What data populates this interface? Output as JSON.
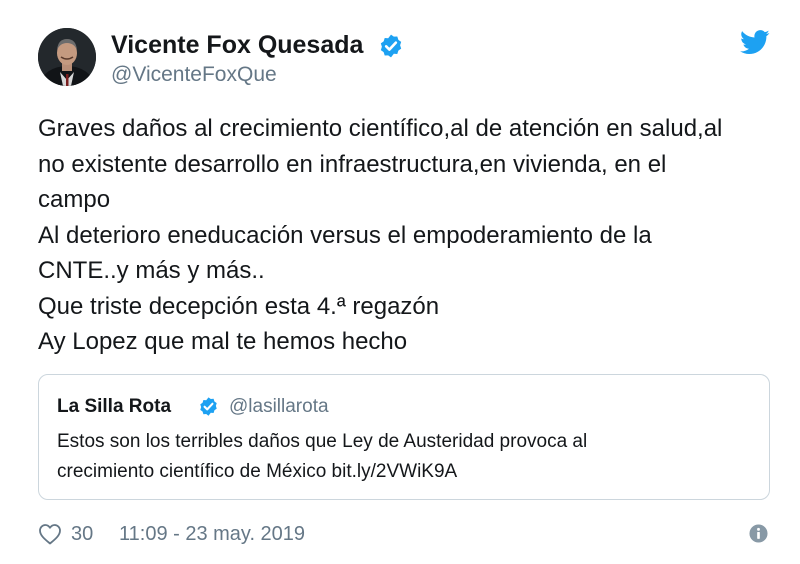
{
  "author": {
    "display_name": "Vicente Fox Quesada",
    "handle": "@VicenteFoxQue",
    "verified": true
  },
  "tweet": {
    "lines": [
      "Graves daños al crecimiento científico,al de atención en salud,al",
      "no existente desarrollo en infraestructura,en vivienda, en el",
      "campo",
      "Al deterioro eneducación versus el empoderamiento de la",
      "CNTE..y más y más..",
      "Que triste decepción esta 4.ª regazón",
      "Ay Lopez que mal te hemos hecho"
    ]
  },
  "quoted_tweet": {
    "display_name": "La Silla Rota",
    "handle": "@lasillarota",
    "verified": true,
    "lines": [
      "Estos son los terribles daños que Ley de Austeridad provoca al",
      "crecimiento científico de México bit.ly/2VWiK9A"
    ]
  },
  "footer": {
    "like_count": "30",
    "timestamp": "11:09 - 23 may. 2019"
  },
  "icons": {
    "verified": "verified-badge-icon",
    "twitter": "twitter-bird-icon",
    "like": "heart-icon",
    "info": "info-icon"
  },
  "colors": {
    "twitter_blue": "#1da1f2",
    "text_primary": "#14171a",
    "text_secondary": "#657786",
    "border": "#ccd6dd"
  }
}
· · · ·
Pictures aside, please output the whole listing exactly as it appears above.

What data populates this interface? Output as JSON.
{
  "author": {
    "display_name": "Vicente Fox Quesada",
    "handle": "@VicenteFoxQue",
    "verified": true
  },
  "tweet": {
    "lines": [
      "Graves daños al crecimiento científico,al de atención en salud,al",
      "no existente desarrollo en infraestructura,en vivienda, en el",
      "campo",
      "Al deterioro eneducación versus el empoderamiento de la",
      "CNTE..y más y más..",
      "Que triste decepción esta 4.ª regazón",
      "Ay Lopez que mal te hemos hecho"
    ]
  },
  "quoted_tweet": {
    "display_name": "La Silla Rota",
    "handle": "@lasillarota",
    "verified": true,
    "lines": [
      "Estos son los terribles daños que Ley de Austeridad provoca al",
      "crecimiento científico de México bit.ly/2VWiK9A"
    ]
  },
  "footer": {
    "like_count": "30",
    "timestamp": "11:09 - 23 may. 2019"
  },
  "icons": {
    "verified": "verified-badge-icon",
    "twitter": "twitter-bird-icon",
    "like": "heart-icon",
    "info": "info-icon"
  },
  "colors": {
    "twitter_blue": "#1da1f2",
    "text_primary": "#14171a",
    "text_secondary": "#657786",
    "border": "#ccd6dd"
  }
}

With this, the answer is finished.